The second game went a lot better for me. On defense, I was told to cover a guy who was about my height and not very fast--my kind of receiver. I did quite well covering him and I may have even had the best pass defensed of my life. It was a long pass, located the football in the air, reached over the guy's shoulder and knocked it out of his hands. It was text-book. The only pass the guy caught on me was when I got "schooled" on a pick play. I felt like an ass, but stuff happens.

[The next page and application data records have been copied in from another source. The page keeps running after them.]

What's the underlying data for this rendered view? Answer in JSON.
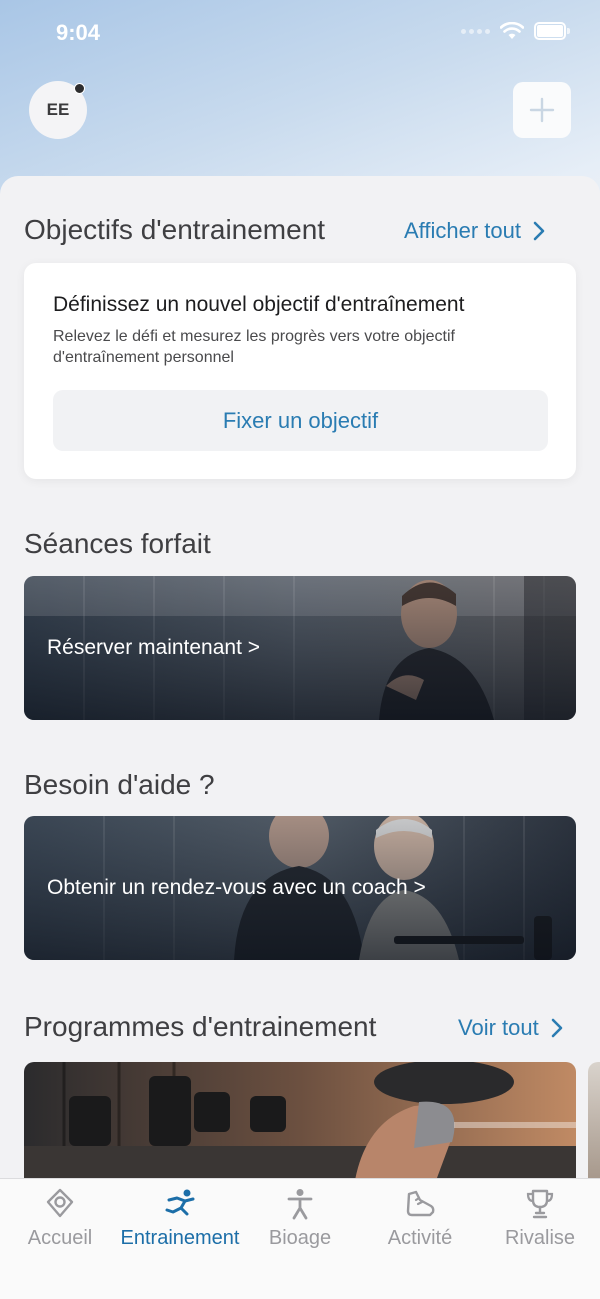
{
  "status_bar": {
    "time": "9:04"
  },
  "header": {
    "avatar_initials": "EE"
  },
  "goals": {
    "title": "Objectifs d'entrainement",
    "link_label": "Afficher tout",
    "card_title": "Définissez un nouvel objectif d'entraînement",
    "card_description": "Relevez le défi et mesurez les progrès vers votre objectif d'entraînement personnel",
    "button_label": "Fixer un objectif"
  },
  "sessions": {
    "title": "Séances forfait",
    "banner_label": "Réserver maintenant >"
  },
  "help": {
    "title": "Besoin d'aide ?",
    "banner_label": "Obtenir un rendez-vous avec un coach >"
  },
  "programs": {
    "title": "Programmes d'entrainement",
    "link_label": "Voir tout"
  },
  "tab_bar": {
    "tabs": [
      {
        "label": "Accueil",
        "icon": "location-pin-icon"
      },
      {
        "label": "Entrainement",
        "icon": "runner-icon",
        "active": true
      },
      {
        "label": "Bioage",
        "icon": "person-icon"
      },
      {
        "label": "Activité",
        "icon": "shoe-icon"
      },
      {
        "label": "Rivalise",
        "icon": "trophy-icon"
      }
    ]
  },
  "colors": {
    "accent": "#2a7cb2",
    "active_tab": "#1c6ea8",
    "inactive_tab": "#9a9a9e"
  }
}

To save the best for last, I managed to score a touchdown near the end of the game. Unlike the first game, the quarterbacks targeted me a few times, and I caught three passes. My third and final reception of the day resulted in a touchdown when I gathered in the football, made a guy miss, which surprised me because it never happens, and then started to run for my life. Another guy reached for my flag as I neared the end zone, and I was convinced he would grab it, and I don't know if I consciously eluded him or it was just luck, but I'm dead-serious when I say I was completely shocked to make it into the end zone and see my flag still around my waist. It was maybe the single-most gratifying sports moment of the year for me. I've had a couple 200 games in official PSL bowling matches and a couple of epic-blocks in a PSL volleyball game (you'd have to know me to know how rare it is for me to block anyone in volleyball), but the touchdown I scored the other day probably tops everything else.
As I said, I hadn't played flag football in years, and that combined with my back made most of the day not so pleasant as I was injured and rusty as all hell. However, that touchdown made up for everything. And it was maybe the first flag football touchdown where I had to actually avoid people on the way to the end zone. I'm what they call a "possession" receiver, meaning I'm super-slow, so most of my touchdowns have involved me already being in the end zone when I caught the pass. Don't get me wrong, I've had a few where I had to find my way into the end zone, but they were usually plays where the quarterback hit me in stride and it was just a matter of me racing to pay-dirt. This one was different. Like most passes from flag football quarterbacks, this one was floated to me, and I had to stop whatever momentum I had, gather the pass in, and then try to get around people on my way to the end zone. Not an easy task for someone like me--I'm fast enough to be a decent tackle football player, but I'm not nearly fast enough to keep people off my flag.
Anyway, the main point of this post is to illustrate just how hard it is to play a game, even a pick-up flag football game, with an injury. Maybe I'll think a little longer before I yell for Troy Polamalu to play with his torn calf muscle. Maybe I'll think a little harder before I complain about Antonio Brown missing another game with a high-angle sprain.
If I had a tough time playing flag football with a bad back, imagine how hard it must be to play a game of tackle football at its highest level when you're not 100% physically?
After Thursday, I have a new-found respect for professional athletes.